[Opening Source information section]
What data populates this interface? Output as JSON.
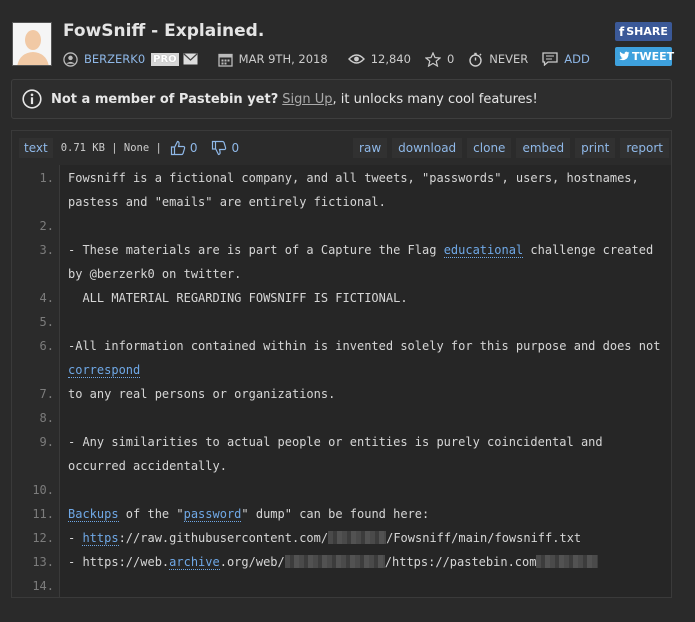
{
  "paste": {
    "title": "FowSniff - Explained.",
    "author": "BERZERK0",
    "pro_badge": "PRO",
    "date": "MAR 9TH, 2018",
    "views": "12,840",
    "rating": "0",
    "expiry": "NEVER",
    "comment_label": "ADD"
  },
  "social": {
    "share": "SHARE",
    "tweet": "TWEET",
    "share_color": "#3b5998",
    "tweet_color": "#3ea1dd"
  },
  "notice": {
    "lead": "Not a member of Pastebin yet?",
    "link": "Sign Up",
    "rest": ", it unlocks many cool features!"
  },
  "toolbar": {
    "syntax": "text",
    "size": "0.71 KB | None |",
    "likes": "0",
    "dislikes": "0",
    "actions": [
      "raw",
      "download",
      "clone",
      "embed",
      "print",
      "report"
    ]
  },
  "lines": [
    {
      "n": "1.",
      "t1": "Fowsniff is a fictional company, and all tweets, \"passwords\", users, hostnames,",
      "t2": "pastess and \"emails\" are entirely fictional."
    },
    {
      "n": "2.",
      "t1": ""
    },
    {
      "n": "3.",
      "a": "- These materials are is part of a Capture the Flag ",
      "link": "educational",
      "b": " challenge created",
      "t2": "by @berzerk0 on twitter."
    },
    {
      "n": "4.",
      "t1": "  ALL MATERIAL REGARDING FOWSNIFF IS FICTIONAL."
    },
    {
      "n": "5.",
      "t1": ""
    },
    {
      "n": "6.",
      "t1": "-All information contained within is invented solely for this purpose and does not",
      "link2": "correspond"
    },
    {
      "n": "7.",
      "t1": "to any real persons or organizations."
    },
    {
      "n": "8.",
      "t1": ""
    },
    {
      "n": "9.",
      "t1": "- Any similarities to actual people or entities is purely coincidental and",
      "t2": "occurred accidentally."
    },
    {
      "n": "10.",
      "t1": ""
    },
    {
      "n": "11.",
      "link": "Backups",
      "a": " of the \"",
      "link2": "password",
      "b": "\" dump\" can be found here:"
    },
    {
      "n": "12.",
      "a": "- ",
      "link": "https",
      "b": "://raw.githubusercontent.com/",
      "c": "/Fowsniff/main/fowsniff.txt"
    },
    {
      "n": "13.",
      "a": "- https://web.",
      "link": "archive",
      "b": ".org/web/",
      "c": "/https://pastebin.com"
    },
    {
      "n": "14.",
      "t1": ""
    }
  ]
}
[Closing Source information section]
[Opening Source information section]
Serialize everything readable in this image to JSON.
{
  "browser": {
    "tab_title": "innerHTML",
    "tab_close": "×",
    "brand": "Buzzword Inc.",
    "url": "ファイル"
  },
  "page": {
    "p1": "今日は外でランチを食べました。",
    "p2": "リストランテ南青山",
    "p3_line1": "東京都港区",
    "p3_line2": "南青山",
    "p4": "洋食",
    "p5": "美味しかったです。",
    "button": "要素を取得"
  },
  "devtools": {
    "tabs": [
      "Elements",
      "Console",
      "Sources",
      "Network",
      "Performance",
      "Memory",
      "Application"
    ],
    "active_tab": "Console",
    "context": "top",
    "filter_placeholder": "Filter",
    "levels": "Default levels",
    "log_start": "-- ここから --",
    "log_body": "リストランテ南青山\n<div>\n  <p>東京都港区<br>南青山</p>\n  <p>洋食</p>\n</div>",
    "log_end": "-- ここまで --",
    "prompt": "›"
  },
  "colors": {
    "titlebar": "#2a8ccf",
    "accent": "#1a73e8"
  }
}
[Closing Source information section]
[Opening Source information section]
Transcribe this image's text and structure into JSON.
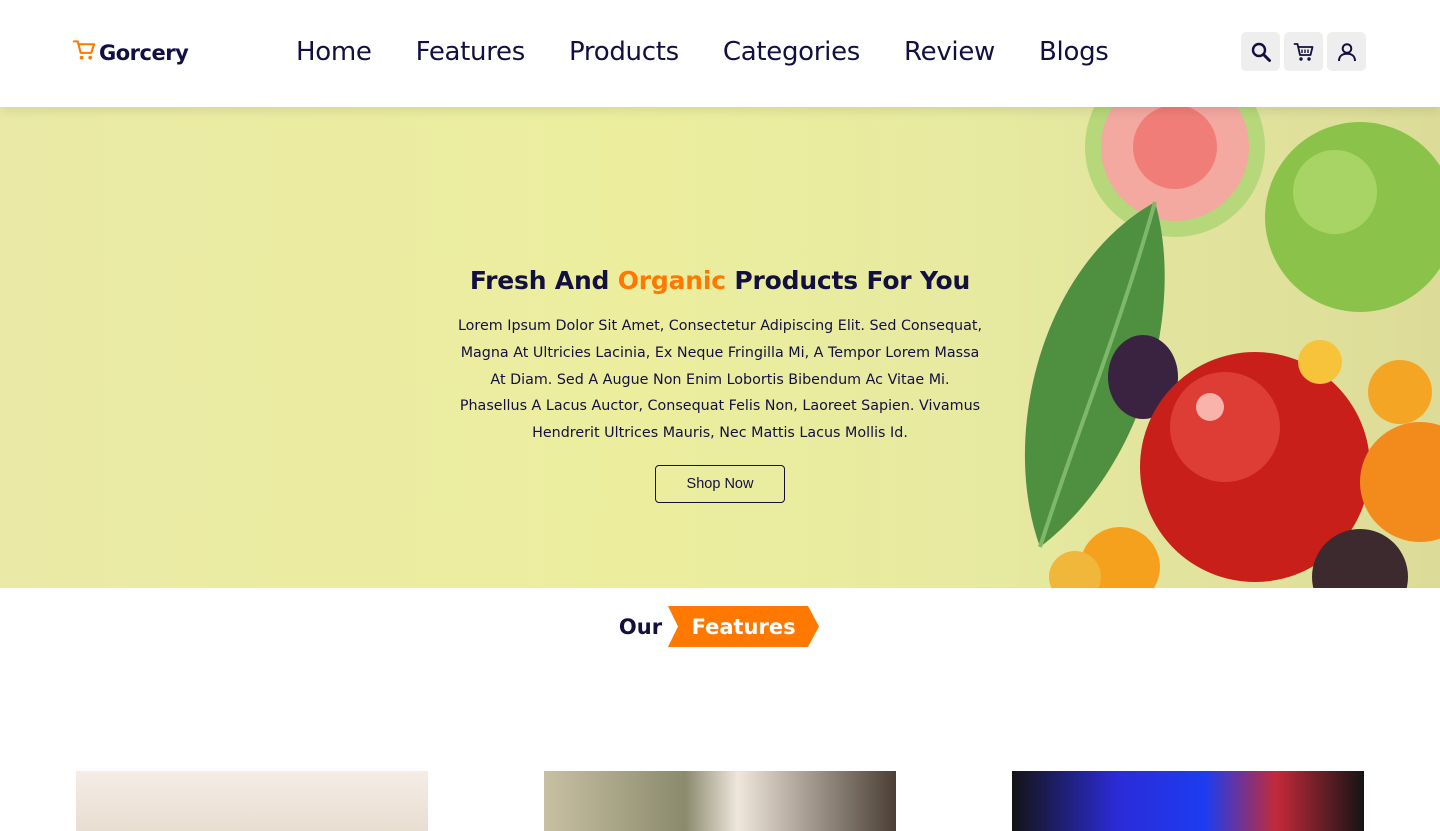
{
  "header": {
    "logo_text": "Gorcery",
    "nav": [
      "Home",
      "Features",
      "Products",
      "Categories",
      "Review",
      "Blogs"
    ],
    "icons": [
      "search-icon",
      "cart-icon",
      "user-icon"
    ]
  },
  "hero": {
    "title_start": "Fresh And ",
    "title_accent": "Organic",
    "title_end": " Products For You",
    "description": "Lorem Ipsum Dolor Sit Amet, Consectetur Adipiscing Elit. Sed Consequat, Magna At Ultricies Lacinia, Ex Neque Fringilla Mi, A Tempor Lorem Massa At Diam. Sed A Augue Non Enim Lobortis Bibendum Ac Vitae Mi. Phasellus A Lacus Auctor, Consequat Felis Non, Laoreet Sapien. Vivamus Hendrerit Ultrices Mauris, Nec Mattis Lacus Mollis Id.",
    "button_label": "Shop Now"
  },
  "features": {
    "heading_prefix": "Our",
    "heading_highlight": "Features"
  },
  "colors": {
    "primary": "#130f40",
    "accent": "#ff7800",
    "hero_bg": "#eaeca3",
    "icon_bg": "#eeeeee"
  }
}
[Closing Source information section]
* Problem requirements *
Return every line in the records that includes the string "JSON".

* Written response *
What data populates this interface? Output as JSON.
Serialize everything readable in this image to JSON.
Transcribe this image's text and structure into JSON.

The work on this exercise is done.